Let heckling in, and soon everything goes.
“Blackguard, coward, git, guttersnipe, hooligan, rat, swine, stoolpigeon, traitor.”
— Words considered “unparliamentary” that have been used in the British House of Commons, according to its information office
Last year, after I wrote a column in praise of state Supreme Court Justice Richard Sanders for shouting “tyrant!” during a speech by President Bush’s attorney general, a local judge wrote to say how disappointed he was in me.
“You missed badly,” the judge said.
Most Read Local Stories
- Microsoft pledges $500 million to tackle housing crisis in Seattle, Eastside
- 3 found dead in Sammamish a longtime Realtor, author, their son, relative says
- Video released of Seattle police sergeant who sat in a chair in front of a man's workplace, seeking an apology WATCH
- Total lunar eclipse coming this weekend; here's when you can see it
- 'Pretty rare in January': Seattle just set a record for warm temperatures
It was a convincing four-point, two-page rebuttal about the importance in society — and especially in the judiciary — of civility, decorum and respect. Let heckling in, and soon everything goes.
“If you defend (Sanders) in this circumstance,” the judge asked, “how could you not defend him under different circumstances where you might disagree with his underlying point of view?”
Sanders had yelled out because he said the speech was papering over America’s use of torture. My judge critic asked me to imagine that the speech had instead been a legalistic defense of, say, partial-birth abortion.
“Would you approve of (Sanders) shouting ‘Murderer! You are a baby murderer!’ and storming out? Is that really a public service?”
A good question. Particularly now that a congressman has pulled a Sanders of sorts, yelling “You lie!” at the president.
So let me disappoint my judge friend again. I’m glad for this latest outburst. I’ll go further and say: We need more heckling!

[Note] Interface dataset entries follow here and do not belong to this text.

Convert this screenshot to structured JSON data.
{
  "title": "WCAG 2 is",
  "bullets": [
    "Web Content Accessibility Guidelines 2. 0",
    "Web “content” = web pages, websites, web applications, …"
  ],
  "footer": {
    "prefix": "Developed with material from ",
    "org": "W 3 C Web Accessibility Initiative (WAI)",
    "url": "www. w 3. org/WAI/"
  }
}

Yes, it’s obnoxious. Our mothers would frown. Like Congressman Joe Wilson, we’d have to apologize afterward while mouthing niceties about civil discourse.

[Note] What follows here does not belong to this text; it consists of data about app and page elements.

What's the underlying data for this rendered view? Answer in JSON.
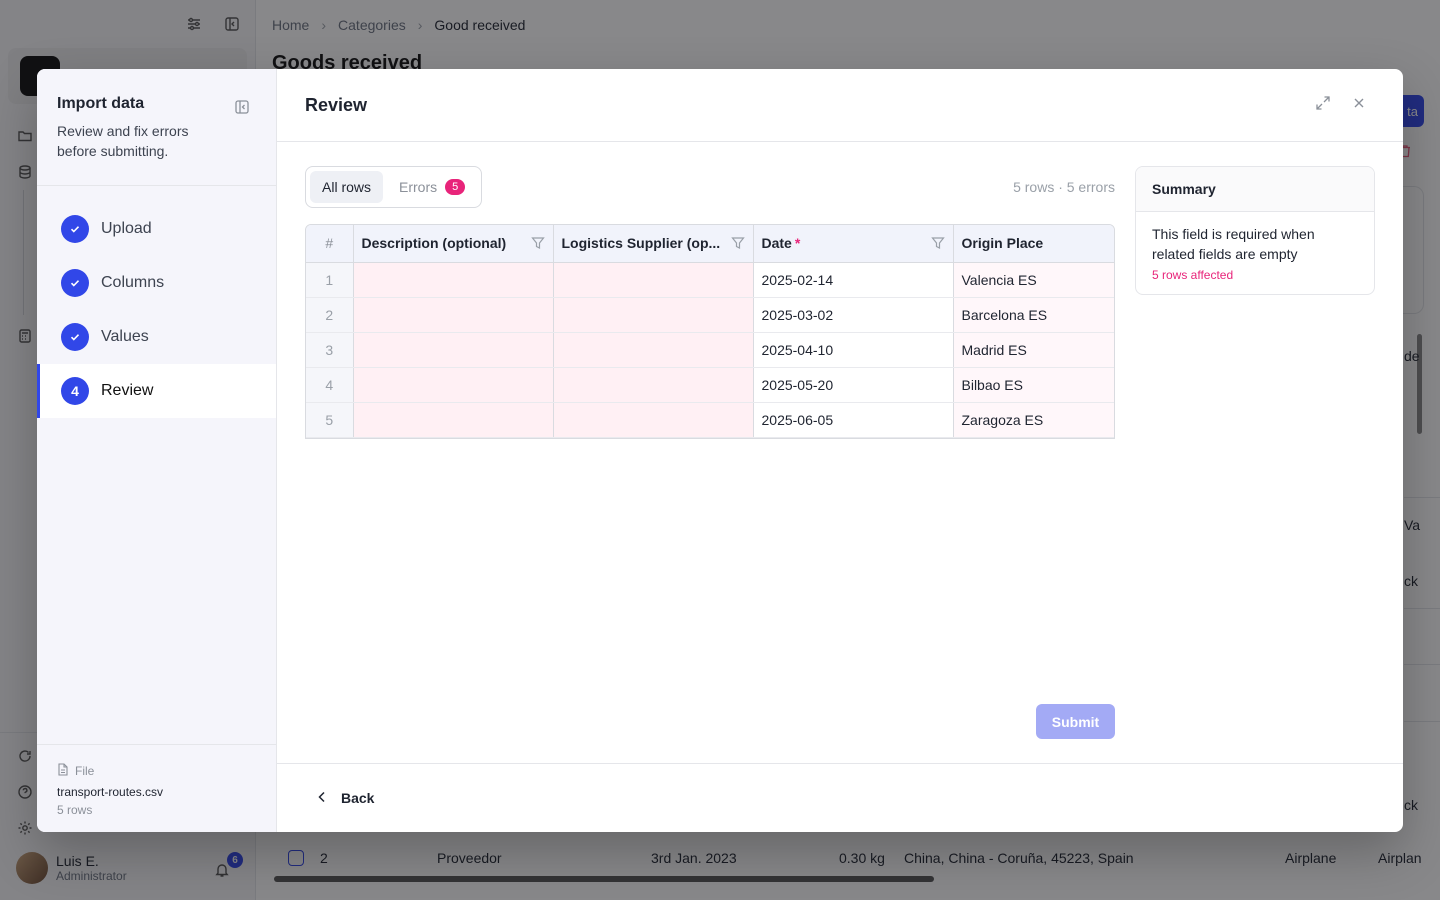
{
  "background": {
    "breadcrumb": [
      "Home",
      "Categories",
      "Good received"
    ],
    "page_title": "Goods received",
    "button_fragment": "ta",
    "fragments": [
      "de",
      "Va",
      "ck",
      "ck"
    ],
    "user": {
      "name": "Luis E.",
      "role": "Administrator",
      "notifications": "6"
    },
    "visible_row": {
      "index": "2",
      "type": "Proveedor",
      "date": "3rd Jan. 2023",
      "weight": "0.30 kg",
      "route": "China, China - Coruña, 45223, Spain",
      "transport": "Airplane",
      "transport2": "Airplan"
    }
  },
  "wizard": {
    "title": "Import data",
    "subtitle": "Review and fix errors before submitting.",
    "steps": [
      {
        "label": "Upload",
        "state": "done"
      },
      {
        "label": "Columns",
        "state": "done"
      },
      {
        "label": "Values",
        "state": "done"
      },
      {
        "label": "Review",
        "state": "active",
        "number": "4"
      }
    ],
    "file": {
      "label": "File",
      "name": "transport-routes.csv",
      "rows": "5 rows"
    }
  },
  "review": {
    "title": "Review",
    "tabs": {
      "all": "All rows",
      "errors": "Errors",
      "error_count": "5"
    },
    "row_summary": "5 rows · 5 errors",
    "columns": [
      "#",
      "Description (optional)",
      "Logistics Supplier (op...",
      "Date",
      "Origin Place"
    ],
    "rows": [
      {
        "n": "1",
        "description": "",
        "supplier": "",
        "date": "2025-02-14",
        "origin": "Valencia ES"
      },
      {
        "n": "2",
        "description": "",
        "supplier": "",
        "date": "2025-03-02",
        "origin": "Barcelona ES"
      },
      {
        "n": "3",
        "description": "",
        "supplier": "",
        "date": "2025-04-10",
        "origin": "Madrid ES"
      },
      {
        "n": "4",
        "description": "",
        "supplier": "",
        "date": "2025-05-20",
        "origin": "Bilbao ES"
      },
      {
        "n": "5",
        "description": "",
        "supplier": "",
        "date": "2025-06-05",
        "origin": "Zaragoza ES"
      }
    ],
    "summary": {
      "title": "Summary",
      "message": "This field is required when related fields are empty",
      "affected": "5 rows affected"
    },
    "submit_label": "Submit",
    "back_label": "Back"
  },
  "colors": {
    "accent": "#3147e8",
    "error": "#e8247a",
    "error_bg": "#fff0f4"
  }
}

But here’s the thing: Heckling can be clarifying. It can slice through squishy spin better than any reasoned, judicious op-ed.
That’s what I felt Sanders did. Sure, it was ludicrously melodramatic to shout “tyrant, you are a tyrant!” But as a reader pointed out at the time, the topic was torture at a conference of grown-up lawyers and judges. The only potential losers were Miss Manners and Sanders’ judicial reputation.
Now take Joe Wilson, who shouted out at President Obama. Unquestionably rude. My judge critic is right that if everybody lost it like this, there’d be chaos.
But look at what happened. In its own bombastic way, Wilson’s gust prompted an important policy debate.
Obama said health-care reform won’t cover illegal immigrants. He is right in that it won’t pay any money for them. But another part of the plan requires that everyone in the country have health insurance, here legally or not.
Obviously, if you’re poor and here illegally, it’s unlikely you’re going to buy health insurance, even if it’s the law. So does it make sense to have a national health plan that on one page forces people to do something but on another page bars them from getting any help doing it?
Away from all the partisan shouting about Wilson, a group of senators convened to try to fix the language on immigrants.
“We really thought we’d resolved this question of people who are here illegally, but as we reflected on the President’s speech … we wanted to go back and drill down again,” Democratic Senator Kent Conrad told Time magazine.
Interesting. I’m not saying the heckler was right. Wilson’s “You lie!” was itself a whopper, and I doubt he’s interested in crafting sensible health policy for immigrants. Yet we may end up with a more coherent law anyway.
I say we copy the British and add heckling to our system. Make the president stand in the well of the House or the Senate and talk some policy trash. Put up or shut up would make everyone more accountable — both the hecklers and the hecklees.
Wouldn’t you have liked it if President Bush had been subjected to “Question Time” in the run-up to the Iraq war?
I told my judge critic I thought this latest flare-up was messy but good. Kind of like democracy itself.
He believes there may be a long-term cost to the coarsening. It tears at the seams. Civil is better because it’s lasting.
He closed, surprisingly, with a bit of a heckle:
“You no doubt will be comforted to see that Rush Limbaugh and Michelle Malkin are on your side,” he wrote.
Ouch, Judge. Couldn’t you have just called me a guttersnipe or something?
Danny Westneat’s column appears Wednesday and Sunday. Reach him at 206-464-2086 or email@example.com.